* **Task directions**: Filter the records, keeping every line that has the string "Jessica".

*** Opening Data for the task ***

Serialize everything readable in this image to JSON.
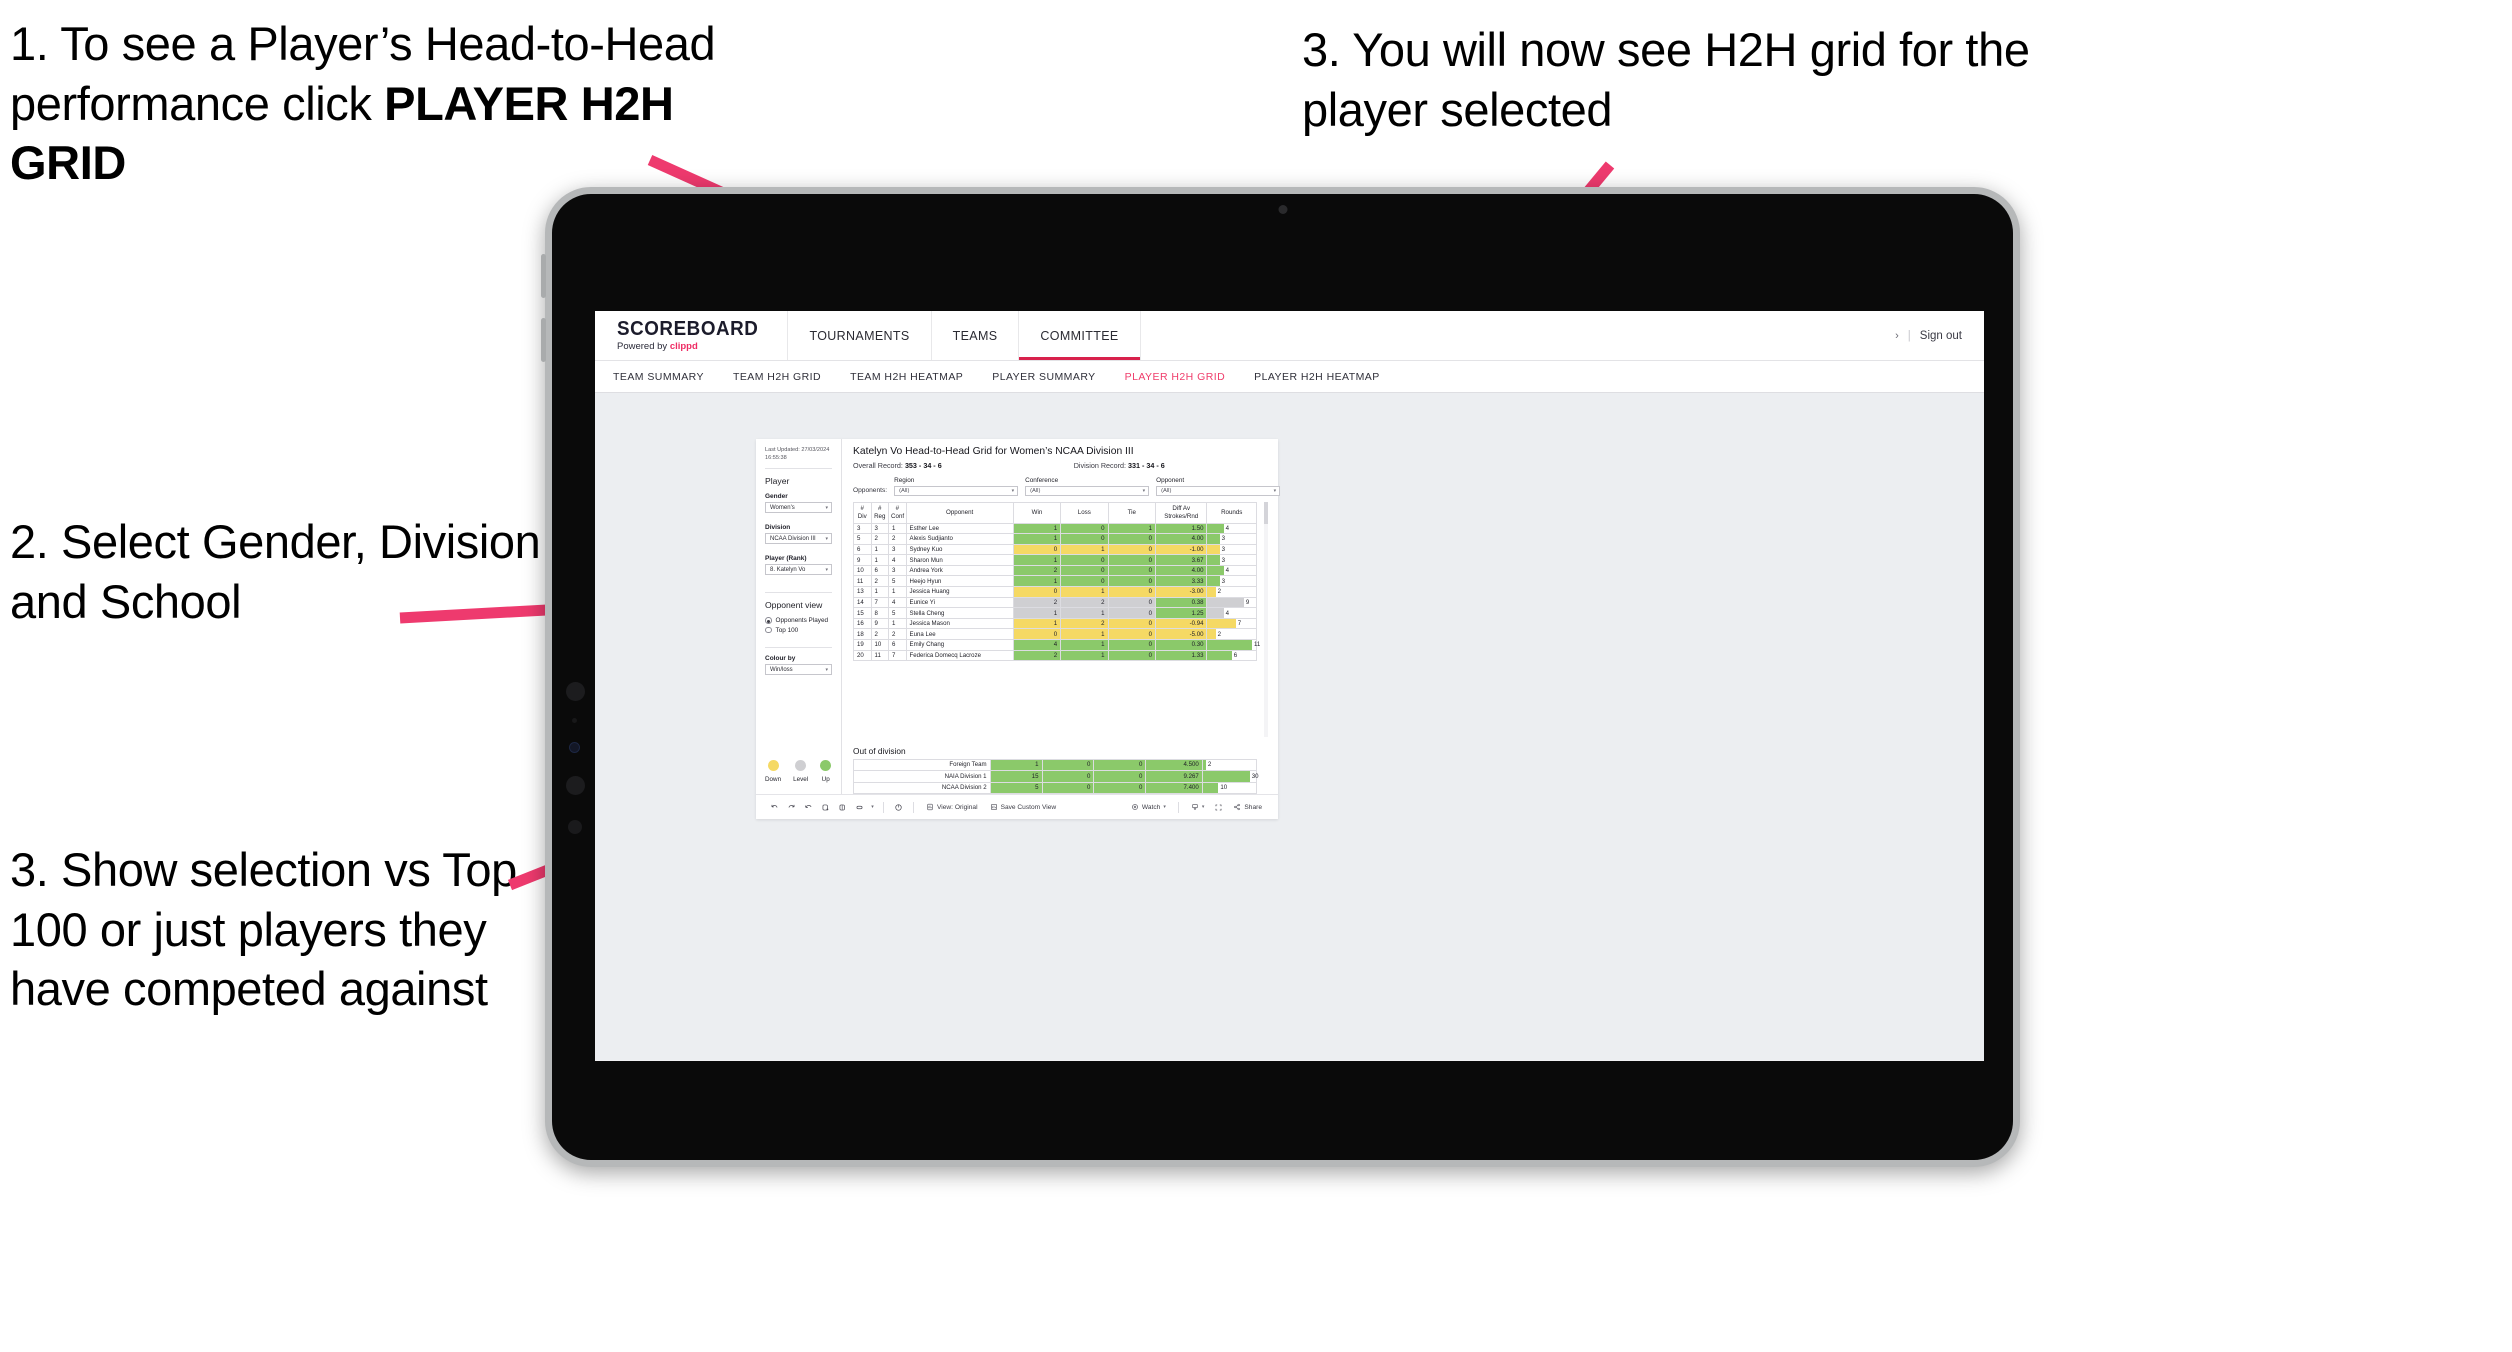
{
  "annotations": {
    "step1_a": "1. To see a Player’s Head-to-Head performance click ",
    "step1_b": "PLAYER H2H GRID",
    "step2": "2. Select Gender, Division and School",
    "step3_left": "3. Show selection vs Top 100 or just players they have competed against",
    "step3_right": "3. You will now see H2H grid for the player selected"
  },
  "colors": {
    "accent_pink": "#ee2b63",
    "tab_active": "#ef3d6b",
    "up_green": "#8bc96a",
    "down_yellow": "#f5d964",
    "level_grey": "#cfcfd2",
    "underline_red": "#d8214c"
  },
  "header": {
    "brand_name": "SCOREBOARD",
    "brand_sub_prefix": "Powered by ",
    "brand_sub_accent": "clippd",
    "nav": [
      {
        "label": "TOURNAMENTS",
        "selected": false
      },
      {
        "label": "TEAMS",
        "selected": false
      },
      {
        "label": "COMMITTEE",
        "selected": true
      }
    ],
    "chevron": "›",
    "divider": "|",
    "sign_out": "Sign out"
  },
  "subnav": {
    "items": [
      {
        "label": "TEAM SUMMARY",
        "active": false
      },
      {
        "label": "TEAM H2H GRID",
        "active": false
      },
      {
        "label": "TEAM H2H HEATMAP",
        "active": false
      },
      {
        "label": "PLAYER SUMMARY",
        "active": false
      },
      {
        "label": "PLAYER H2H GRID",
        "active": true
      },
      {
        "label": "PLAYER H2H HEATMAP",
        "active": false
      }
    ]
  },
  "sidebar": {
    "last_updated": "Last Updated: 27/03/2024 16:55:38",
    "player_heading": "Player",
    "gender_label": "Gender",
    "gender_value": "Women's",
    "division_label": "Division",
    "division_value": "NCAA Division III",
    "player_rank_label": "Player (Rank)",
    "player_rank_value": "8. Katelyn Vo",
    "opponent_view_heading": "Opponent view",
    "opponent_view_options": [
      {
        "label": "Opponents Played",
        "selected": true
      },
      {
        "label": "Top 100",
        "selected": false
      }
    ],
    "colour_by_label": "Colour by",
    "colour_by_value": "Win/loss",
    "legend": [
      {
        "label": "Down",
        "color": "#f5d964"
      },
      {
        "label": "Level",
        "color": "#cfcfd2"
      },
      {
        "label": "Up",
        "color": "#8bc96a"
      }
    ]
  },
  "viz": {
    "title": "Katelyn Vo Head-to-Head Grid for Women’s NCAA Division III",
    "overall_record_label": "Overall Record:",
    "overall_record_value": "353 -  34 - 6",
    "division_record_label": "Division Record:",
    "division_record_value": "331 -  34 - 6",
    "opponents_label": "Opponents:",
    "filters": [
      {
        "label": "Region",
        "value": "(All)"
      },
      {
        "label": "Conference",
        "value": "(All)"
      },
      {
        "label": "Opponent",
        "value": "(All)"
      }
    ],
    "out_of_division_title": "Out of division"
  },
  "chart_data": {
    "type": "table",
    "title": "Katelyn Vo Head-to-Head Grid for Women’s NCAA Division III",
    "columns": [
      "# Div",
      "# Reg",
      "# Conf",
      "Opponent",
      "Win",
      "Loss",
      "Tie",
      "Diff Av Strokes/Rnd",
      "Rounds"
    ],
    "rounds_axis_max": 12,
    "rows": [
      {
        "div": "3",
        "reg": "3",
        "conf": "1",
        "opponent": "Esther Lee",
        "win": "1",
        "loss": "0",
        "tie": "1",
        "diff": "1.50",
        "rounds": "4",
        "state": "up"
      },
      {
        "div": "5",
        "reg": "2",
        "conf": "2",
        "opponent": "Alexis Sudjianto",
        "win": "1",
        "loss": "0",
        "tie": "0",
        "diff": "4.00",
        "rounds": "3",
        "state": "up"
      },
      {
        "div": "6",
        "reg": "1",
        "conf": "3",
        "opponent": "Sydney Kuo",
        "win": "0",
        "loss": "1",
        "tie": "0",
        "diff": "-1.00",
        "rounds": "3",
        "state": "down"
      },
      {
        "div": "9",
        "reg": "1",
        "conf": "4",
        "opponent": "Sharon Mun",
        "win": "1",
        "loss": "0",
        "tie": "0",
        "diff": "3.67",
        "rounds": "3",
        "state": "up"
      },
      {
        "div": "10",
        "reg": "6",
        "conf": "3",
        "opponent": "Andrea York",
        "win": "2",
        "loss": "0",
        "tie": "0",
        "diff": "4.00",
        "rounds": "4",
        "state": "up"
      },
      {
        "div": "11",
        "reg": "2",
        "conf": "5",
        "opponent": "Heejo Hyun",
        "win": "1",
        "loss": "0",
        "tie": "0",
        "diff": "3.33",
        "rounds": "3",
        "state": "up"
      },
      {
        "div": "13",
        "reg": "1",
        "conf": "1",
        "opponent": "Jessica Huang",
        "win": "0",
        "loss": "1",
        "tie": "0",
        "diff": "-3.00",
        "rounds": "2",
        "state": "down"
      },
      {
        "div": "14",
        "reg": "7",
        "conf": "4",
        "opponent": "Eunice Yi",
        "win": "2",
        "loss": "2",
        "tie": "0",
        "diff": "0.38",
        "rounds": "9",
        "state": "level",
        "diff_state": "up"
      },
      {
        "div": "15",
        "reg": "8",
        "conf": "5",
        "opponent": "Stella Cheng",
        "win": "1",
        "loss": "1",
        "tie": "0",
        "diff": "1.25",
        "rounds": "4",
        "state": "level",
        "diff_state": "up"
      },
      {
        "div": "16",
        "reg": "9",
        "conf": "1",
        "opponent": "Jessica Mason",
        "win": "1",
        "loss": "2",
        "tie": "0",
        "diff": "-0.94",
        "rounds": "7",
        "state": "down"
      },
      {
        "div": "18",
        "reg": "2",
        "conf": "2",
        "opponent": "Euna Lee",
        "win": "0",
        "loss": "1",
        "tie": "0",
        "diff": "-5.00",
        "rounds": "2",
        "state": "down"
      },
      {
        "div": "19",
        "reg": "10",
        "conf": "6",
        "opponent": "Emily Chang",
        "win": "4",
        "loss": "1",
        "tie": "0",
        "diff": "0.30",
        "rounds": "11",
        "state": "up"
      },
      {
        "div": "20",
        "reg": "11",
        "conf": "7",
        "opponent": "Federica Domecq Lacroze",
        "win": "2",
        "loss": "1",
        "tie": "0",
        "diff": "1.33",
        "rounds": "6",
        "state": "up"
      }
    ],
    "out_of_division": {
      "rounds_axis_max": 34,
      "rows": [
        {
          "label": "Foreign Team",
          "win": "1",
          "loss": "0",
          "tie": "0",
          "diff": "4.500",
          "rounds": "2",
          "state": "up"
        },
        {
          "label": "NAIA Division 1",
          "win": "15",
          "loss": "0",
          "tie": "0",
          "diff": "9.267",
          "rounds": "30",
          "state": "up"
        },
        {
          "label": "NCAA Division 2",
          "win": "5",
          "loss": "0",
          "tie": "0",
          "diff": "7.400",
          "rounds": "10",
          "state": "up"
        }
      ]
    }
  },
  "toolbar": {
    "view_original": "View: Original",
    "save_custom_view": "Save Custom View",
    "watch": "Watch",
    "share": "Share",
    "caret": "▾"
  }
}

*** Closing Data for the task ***

* **Completed task**:
        "opponent": "Jessica Huang",
        "opponent": "Jessica Mason",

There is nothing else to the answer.